** Opening DATA UNDER STUDY block **

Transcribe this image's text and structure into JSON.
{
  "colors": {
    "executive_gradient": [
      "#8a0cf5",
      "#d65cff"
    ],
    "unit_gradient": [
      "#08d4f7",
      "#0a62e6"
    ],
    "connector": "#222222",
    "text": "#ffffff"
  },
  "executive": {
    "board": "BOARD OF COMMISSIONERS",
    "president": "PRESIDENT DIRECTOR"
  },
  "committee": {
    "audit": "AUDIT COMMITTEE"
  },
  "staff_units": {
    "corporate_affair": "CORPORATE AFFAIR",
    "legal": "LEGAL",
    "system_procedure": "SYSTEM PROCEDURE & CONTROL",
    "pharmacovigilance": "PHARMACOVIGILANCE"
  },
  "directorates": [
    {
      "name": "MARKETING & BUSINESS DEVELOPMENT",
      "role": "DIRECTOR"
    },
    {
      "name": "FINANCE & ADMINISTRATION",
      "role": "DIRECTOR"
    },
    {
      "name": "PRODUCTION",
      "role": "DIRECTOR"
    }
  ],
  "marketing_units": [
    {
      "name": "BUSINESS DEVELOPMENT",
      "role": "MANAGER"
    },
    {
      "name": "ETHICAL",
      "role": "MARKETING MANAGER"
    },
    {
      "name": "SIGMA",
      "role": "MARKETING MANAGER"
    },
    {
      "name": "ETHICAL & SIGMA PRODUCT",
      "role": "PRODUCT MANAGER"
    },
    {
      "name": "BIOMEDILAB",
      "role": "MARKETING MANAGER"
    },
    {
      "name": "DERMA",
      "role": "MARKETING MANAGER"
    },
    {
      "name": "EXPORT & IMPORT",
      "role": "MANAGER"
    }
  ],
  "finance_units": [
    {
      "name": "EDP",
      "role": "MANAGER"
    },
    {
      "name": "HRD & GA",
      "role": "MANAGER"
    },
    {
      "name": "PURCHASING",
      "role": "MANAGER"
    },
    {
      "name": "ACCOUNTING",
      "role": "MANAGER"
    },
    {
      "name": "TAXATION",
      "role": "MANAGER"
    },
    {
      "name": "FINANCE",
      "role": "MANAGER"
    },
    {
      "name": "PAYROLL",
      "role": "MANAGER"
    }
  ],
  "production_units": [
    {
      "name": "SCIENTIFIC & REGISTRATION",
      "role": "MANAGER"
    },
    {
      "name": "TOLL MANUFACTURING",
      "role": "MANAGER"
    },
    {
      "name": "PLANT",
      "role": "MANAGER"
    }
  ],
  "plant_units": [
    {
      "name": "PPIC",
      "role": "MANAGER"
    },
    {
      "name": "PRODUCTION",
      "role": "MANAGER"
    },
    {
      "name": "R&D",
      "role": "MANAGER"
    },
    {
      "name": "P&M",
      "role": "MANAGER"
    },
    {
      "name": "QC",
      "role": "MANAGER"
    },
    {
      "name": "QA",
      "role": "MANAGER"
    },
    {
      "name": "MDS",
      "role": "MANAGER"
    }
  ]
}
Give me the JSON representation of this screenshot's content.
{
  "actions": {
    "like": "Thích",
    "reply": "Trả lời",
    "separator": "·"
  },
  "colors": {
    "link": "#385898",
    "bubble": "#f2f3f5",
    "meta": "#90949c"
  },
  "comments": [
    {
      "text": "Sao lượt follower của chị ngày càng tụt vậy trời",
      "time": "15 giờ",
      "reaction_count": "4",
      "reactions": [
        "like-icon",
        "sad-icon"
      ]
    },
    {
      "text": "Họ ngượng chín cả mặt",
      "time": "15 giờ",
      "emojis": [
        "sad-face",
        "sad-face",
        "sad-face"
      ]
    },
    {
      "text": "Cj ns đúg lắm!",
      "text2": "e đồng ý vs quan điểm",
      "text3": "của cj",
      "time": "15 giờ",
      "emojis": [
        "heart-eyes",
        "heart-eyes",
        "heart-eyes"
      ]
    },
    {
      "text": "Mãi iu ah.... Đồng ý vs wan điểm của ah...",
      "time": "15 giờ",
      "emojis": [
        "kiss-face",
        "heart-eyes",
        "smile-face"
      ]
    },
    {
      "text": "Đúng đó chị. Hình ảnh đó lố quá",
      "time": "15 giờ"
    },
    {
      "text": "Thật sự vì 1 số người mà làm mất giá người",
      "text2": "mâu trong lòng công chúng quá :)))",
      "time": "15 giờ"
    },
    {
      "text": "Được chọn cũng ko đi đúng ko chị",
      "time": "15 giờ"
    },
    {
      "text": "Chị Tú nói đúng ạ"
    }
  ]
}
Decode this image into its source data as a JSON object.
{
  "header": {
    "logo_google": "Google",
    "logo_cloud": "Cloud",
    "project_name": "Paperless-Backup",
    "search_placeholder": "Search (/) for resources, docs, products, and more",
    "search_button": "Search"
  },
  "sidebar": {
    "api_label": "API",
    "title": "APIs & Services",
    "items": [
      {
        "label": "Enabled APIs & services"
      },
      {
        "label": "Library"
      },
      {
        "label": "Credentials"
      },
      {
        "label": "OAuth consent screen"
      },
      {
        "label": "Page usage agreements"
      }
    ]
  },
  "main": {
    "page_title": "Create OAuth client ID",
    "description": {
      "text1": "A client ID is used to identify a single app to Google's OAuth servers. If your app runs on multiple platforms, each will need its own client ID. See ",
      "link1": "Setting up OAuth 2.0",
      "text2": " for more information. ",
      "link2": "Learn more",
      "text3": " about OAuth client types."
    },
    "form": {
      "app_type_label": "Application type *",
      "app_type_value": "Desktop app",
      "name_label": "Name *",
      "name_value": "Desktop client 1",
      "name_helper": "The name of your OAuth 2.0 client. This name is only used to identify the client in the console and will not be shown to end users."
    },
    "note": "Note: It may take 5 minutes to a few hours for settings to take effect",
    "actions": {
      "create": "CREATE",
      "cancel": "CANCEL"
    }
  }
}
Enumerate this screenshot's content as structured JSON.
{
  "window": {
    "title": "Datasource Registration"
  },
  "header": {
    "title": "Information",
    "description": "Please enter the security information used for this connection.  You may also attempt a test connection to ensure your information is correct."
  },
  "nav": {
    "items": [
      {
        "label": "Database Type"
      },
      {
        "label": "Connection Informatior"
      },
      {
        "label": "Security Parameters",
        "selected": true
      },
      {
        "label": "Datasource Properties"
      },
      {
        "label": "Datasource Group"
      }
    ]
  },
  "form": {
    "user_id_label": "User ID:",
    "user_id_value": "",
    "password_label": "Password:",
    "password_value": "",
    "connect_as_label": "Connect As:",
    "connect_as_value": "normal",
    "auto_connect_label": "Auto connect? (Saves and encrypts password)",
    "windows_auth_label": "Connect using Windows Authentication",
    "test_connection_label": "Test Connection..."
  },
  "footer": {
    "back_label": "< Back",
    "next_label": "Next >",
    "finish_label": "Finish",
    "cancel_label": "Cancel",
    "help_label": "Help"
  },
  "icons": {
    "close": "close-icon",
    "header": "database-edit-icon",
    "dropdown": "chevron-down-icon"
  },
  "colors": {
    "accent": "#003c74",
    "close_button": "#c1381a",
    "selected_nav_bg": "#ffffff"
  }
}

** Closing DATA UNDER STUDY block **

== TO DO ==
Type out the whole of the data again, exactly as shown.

== EXERCISE SOLUTION ==
Transcribe this image's text and structure into JSON.
{
  "colors": {
    "executive_gradient": [
      "#8a0cf5",
      "#d65cff"
    ],
    "unit_gradient": [
      "#08d4f7",
      "#0a62e6"
    ],
    "connector": "#222222",
    "text": "#ffffff"
  },
  "executive": {
    "board": "BOARD OF COMMISSIONERS",
    "president": "PRESIDENT DIRECTOR"
  },
  "committee": {
    "audit": "AUDIT COMMITTEE"
  },
  "staff_units": {
    "corporate_affair": "CORPORATE AFFAIR",
    "legal": "LEGAL",
    "system_procedure": "SYSTEM PROCEDURE & CONTROL",
    "pharmacovigilance": "PHARMACOVIGILANCE"
  },
  "directorates": [
    {
      "name": "MARKETING & BUSINESS DEVELOPMENT",
      "role": "DIRECTOR"
    },
    {
      "name": "FINANCE & ADMINISTRATION",
      "role": "DIRECTOR"
    },
    {
      "name": "PRODUCTION",
      "role": "DIRECTOR"
    }
  ],
  "marketing_units": [
    {
      "name": "BUSINESS DEVELOPMENT",
      "role": "MANAGER"
    },
    {
      "name": "ETHICAL",
      "role": "MARKETING MANAGER"
    },
    {
      "name": "SIGMA",
      "role": "MARKETING MANAGER"
    },
    {
      "name": "ETHICAL & SIGMA PRODUCT",
      "role": "PRODUCT MANAGER"
    },
    {
      "name": "BIOMEDILAB",
      "role": "MARKETING MANAGER"
    },
    {
      "name": "DERMA",
      "role": "MARKETING MANAGER"
    },
    {
      "name": "EXPORT & IMPORT",
      "role": "MANAGER"
    }
  ],
  "finance_units": [
    {
      "name": "EDP",
      "role": "MANAGER"
    },
    {
      "name": "HRD & GA",
      "role": "MANAGER"
    },
    {
      "name": "PURCHASING",
      "role": "MANAGER"
    },
    {
      "name": "ACCOUNTING",
      "role": "MANAGER"
    },
    {
      "name": "TAXATION",
      "role": "MANAGER"
    },
    {
      "name": "FINANCE",
      "role": "MANAGER"
    },
    {
      "name": "PAYROLL",
      "role": "MANAGER"
    }
  ],
  "production_units": [
    {
      "name": "SCIENTIFIC & REGISTRATION",
      "role": "MANAGER"
    },
    {
      "name": "TOLL MANUFACTURING",
      "role": "MANAGER"
    },
    {
      "name": "PLANT",
      "role": "MANAGER"
    }
  ],
  "plant_units": [
    {
      "name": "PPIC",
      "role": "MANAGER"
    },
    {
      "name": "PRODUCTION",
      "role": "MANAGER"
    },
    {
      "name": "R&D",
      "role": "MANAGER"
    },
    {
      "name": "P&M",
      "role": "MANAGER"
    },
    {
      "name": "QC",
      "role": "MANAGER"
    },
    {
      "name": "QA",
      "role": "MANAGER"
    },
    {
      "name": "MDS",
      "role": "MANAGER"
    }
  ]
}
Give me the JSON representation of this screenshot's content.
{
  "actions": {
    "like": "Thích",
    "reply": "Trả lời",
    "separator": "·"
  },
  "colors": {
    "link": "#385898",
    "bubble": "#f2f3f5",
    "meta": "#90949c"
  },
  "comments": [
    {
      "text": "Sao lượt follower của chị ngày càng tụt vậy trời",
      "time": "15 giờ",
      "reaction_count": "4",
      "reactions": [
        "like-icon",
        "sad-icon"
      ]
    },
    {
      "text": "Họ ngượng chín cả mặt",
      "time": "15 giờ",
      "emojis": [
        "sad-face",
        "sad-face",
        "sad-face"
      ]
    },
    {
      "text": "Cj ns đúg lắm!",
      "text2": "e đồng ý vs quan điểm",
      "text3": "của cj",
      "time": "15 giờ",
      "emojis": [
        "heart-eyes",
        "heart-eyes",
        "heart-eyes"
      ]
    },
    {
      "text": "Mãi iu ah.... Đồng ý vs wan điểm của ah...",
      "time": "15 giờ",
      "emojis": [
        "kiss-face",
        "heart-eyes",
        "smile-face"
      ]
    },
    {
      "text": "Đúng đó chị. Hình ảnh đó lố quá",
      "time": "15 giờ"
    },
    {
      "text": "Thật sự vì 1 số người mà làm mất giá người",
      "text2": "mâu trong lòng công chúng quá :)))",
      "time": "15 giờ"
    },
    {
      "text": "Được chọn cũng ko đi đúng ko chị",
      "time": "15 giờ"
    },
    {
      "text": "Chị Tú nói đúng ạ"
    }
  ]
}
Decode this image into its source data as a JSON object.
{
  "header": {
    "logo_google": "Google",
    "logo_cloud": "Cloud",
    "project_name": "Paperless-Backup",
    "search_placeholder": "Search (/) for resources, docs, products, and more",
    "search_button": "Search"
  },
  "sidebar": {
    "api_label": "API",
    "title": "APIs & Services",
    "items": [
      {
        "label": "Enabled APIs & services"
      },
      {
        "label": "Library"
      },
      {
        "label": "Credentials"
      },
      {
        "label": "OAuth consent screen"
      },
      {
        "label": "Page usage agreements"
      }
    ]
  },
  "main": {
    "page_title": "Create OAuth client ID",
    "description": {
      "text1": "A client ID is used to identify a single app to Google's OAuth servers. If your app runs on multiple platforms, each will need its own client ID. See ",
      "link1": "Setting up OAuth 2.0",
      "text2": " for more information. ",
      "link2": "Learn more",
      "text3": " about OAuth client types."
    },
    "form": {
      "app_type_label": "Application type *",
      "app_type_value": "Desktop app",
      "name_label": "Name *",
      "name_value": "Desktop client 1",
      "name_helper": "The name of your OAuth 2.0 client. This name is only used to identify the client in the console and will not be shown to end users."
    },
    "note": "Note: It may take 5 minutes to a few hours for settings to take effect",
    "actions": {
      "create": "CREATE",
      "cancel": "CANCEL"
    }
  }
}
Enumerate this screenshot's content as structured JSON.
{
  "window": {
    "title": "Datasource Registration"
  },
  "header": {
    "title": "Information",
    "description": "Please enter the security information used for this connection.  You may also attempt a test connection to ensure your information is correct."
  },
  "nav": {
    "items": [
      {
        "label": "Database Type"
      },
      {
        "label": "Connection Informatior"
      },
      {
        "label": "Security Parameters",
        "selected": true
      },
      {
        "label": "Datasource Properties"
      },
      {
        "label": "Datasource Group"
      }
    ]
  },
  "form": {
    "user_id_label": "User ID:",
    "user_id_value": "",
    "password_label": "Password:",
    "password_value": "",
    "connect_as_label": "Connect As:",
    "connect_as_value": "normal",
    "auto_connect_label": "Auto connect? (Saves and encrypts password)",
    "windows_auth_label": "Connect using Windows Authentication",
    "test_connection_label": "Test Connection..."
  },
  "footer": {
    "back_label": "< Back",
    "next_label": "Next >",
    "finish_label": "Finish",
    "cancel_label": "Cancel",
    "help_label": "Help"
  },
  "icons": {
    "close": "close-icon",
    "header": "database-edit-icon",
    "dropdown": "chevron-down-icon"
  },
  "colors": {
    "accent": "#003c74",
    "close_button": "#c1381a",
    "selected_nav_bg": "#ffffff"
  }
}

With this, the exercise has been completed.